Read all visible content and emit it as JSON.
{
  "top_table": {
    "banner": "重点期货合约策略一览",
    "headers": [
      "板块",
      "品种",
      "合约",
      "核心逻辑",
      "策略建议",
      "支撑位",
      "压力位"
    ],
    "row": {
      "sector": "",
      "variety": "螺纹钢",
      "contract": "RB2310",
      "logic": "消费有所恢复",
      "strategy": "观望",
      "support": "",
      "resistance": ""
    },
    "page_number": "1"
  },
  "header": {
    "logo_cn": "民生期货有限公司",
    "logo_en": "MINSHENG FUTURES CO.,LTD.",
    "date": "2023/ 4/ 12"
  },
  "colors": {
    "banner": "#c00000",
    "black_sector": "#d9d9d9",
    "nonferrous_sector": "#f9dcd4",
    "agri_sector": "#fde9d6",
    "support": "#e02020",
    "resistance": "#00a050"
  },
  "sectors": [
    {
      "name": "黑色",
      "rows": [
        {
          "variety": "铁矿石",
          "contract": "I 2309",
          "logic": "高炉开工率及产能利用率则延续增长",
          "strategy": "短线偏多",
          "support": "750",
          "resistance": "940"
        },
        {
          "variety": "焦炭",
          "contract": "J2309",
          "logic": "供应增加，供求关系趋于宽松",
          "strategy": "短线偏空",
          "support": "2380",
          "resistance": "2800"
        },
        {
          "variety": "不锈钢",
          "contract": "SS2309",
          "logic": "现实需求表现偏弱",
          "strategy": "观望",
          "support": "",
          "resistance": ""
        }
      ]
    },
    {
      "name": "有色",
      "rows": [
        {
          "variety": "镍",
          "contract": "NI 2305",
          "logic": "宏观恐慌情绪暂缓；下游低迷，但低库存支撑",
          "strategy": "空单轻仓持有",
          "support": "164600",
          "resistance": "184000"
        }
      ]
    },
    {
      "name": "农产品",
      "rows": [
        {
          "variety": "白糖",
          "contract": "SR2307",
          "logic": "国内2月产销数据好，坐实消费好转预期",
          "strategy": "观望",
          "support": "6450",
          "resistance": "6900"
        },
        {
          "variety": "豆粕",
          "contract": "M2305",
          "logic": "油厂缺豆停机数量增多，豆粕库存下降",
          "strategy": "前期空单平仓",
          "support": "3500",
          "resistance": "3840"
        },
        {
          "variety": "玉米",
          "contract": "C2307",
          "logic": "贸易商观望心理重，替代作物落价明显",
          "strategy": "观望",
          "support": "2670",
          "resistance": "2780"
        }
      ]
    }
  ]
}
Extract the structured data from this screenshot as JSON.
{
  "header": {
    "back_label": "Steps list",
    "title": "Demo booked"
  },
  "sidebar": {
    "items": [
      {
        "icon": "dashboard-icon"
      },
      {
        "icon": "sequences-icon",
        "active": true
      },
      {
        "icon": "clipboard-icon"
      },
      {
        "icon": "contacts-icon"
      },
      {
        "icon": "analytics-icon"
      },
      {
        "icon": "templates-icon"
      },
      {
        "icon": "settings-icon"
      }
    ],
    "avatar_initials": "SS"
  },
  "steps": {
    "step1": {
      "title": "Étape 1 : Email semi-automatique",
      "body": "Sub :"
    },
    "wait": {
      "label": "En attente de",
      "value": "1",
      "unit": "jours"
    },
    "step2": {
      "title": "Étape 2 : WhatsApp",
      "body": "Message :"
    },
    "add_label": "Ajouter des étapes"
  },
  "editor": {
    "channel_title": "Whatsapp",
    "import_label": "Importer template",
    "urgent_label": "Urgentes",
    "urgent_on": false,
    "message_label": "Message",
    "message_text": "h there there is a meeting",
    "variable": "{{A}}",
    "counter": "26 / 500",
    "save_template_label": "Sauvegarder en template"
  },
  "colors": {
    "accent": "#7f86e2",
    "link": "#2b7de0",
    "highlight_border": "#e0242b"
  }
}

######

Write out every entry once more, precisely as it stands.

Read all visible content and emit it as JSON.
{
  "top_table": {
    "banner": "重点期货合约策略一览",
    "headers": [
      "板块",
      "品种",
      "合约",
      "核心逻辑",
      "策略建议",
      "支撑位",
      "压力位"
    ],
    "row": {
      "sector": "",
      "variety": "螺纹钢",
      "contract": "RB2310",
      "logic": "消费有所恢复",
      "strategy": "观望",
      "support": "",
      "resistance": ""
    },
    "page_number": "1"
  },
  "header": {
    "logo_cn": "民生期货有限公司",
    "logo_en": "MINSHENG FUTURES CO.,LTD.",
    "date": "2023/ 4/ 12"
  },
  "colors": {
    "banner": "#c00000",
    "black_sector": "#d9d9d9",
    "nonferrous_sector": "#f9dcd4",
    "agri_sector": "#fde9d6",
    "support": "#e02020",
    "resistance": "#00a050"
  },
  "sectors": [
    {
      "name": "黑色",
      "rows": [
        {
          "variety": "铁矿石",
          "contract": "I 2309",
          "logic": "高炉开工率及产能利用率则延续增长",
          "strategy": "短线偏多",
          "support": "750",
          "resistance": "940"
        },
        {
          "variety": "焦炭",
          "contract": "J2309",
          "logic": "供应增加，供求关系趋于宽松",
          "strategy": "短线偏空",
          "support": "2380",
          "resistance": "2800"
        },
        {
          "variety": "不锈钢",
          "contract": "SS2309",
          "logic": "现实需求表现偏弱",
          "strategy": "观望",
          "support": "",
          "resistance": ""
        }
      ]
    },
    {
      "name": "有色",
      "rows": [
        {
          "variety": "镍",
          "contract": "NI 2305",
          "logic": "宏观恐慌情绪暂缓；下游低迷，但低库存支撑",
          "strategy": "空单轻仓持有",
          "support": "164600",
          "resistance": "184000"
        }
      ]
    },
    {
      "name": "农产品",
      "rows": [
        {
          "variety": "白糖",
          "contract": "SR2307",
          "logic": "国内2月产销数据好，坐实消费好转预期",
          "strategy": "观望",
          "support": "6450",
          "resistance": "6900"
        },
        {
          "variety": "豆粕",
          "contract": "M2305",
          "logic": "油厂缺豆停机数量增多，豆粕库存下降",
          "strategy": "前期空单平仓",
          "support": "3500",
          "resistance": "3840"
        },
        {
          "variety": "玉米",
          "contract": "C2307",
          "logic": "贸易商观望心理重，替代作物落价明显",
          "strategy": "观望",
          "support": "2670",
          "resistance": "2780"
        }
      ]
    }
  ]
}
Extract the structured data from this screenshot as JSON.
{
  "header": {
    "back_label": "Steps list",
    "title": "Demo booked"
  },
  "sidebar": {
    "items": [
      {
        "icon": "dashboard-icon"
      },
      {
        "icon": "sequences-icon",
        "active": true
      },
      {
        "icon": "clipboard-icon"
      },
      {
        "icon": "contacts-icon"
      },
      {
        "icon": "analytics-icon"
      },
      {
        "icon": "templates-icon"
      },
      {
        "icon": "settings-icon"
      }
    ],
    "avatar_initials": "SS"
  },
  "steps": {
    "step1": {
      "title": "Étape 1 : Email semi-automatique",
      "body": "Sub :"
    },
    "wait": {
      "label": "En attente de",
      "value": "1",
      "unit": "jours"
    },
    "step2": {
      "title": "Étape 2 : WhatsApp",
      "body": "Message :"
    },
    "add_label": "Ajouter des étapes"
  },
  "editor": {
    "channel_title": "Whatsapp",
    "import_label": "Importer template",
    "urgent_label": "Urgentes",
    "urgent_on": false,
    "message_label": "Message",
    "message_text": "h there there is a meeting",
    "variable": "{{A}}",
    "counter": "26 / 500",
    "save_template_label": "Sauvegarder en template"
  },
  "colors": {
    "accent": "#7f86e2",
    "link": "#2b7de0",
    "highlight_border": "#e0242b"
  }
}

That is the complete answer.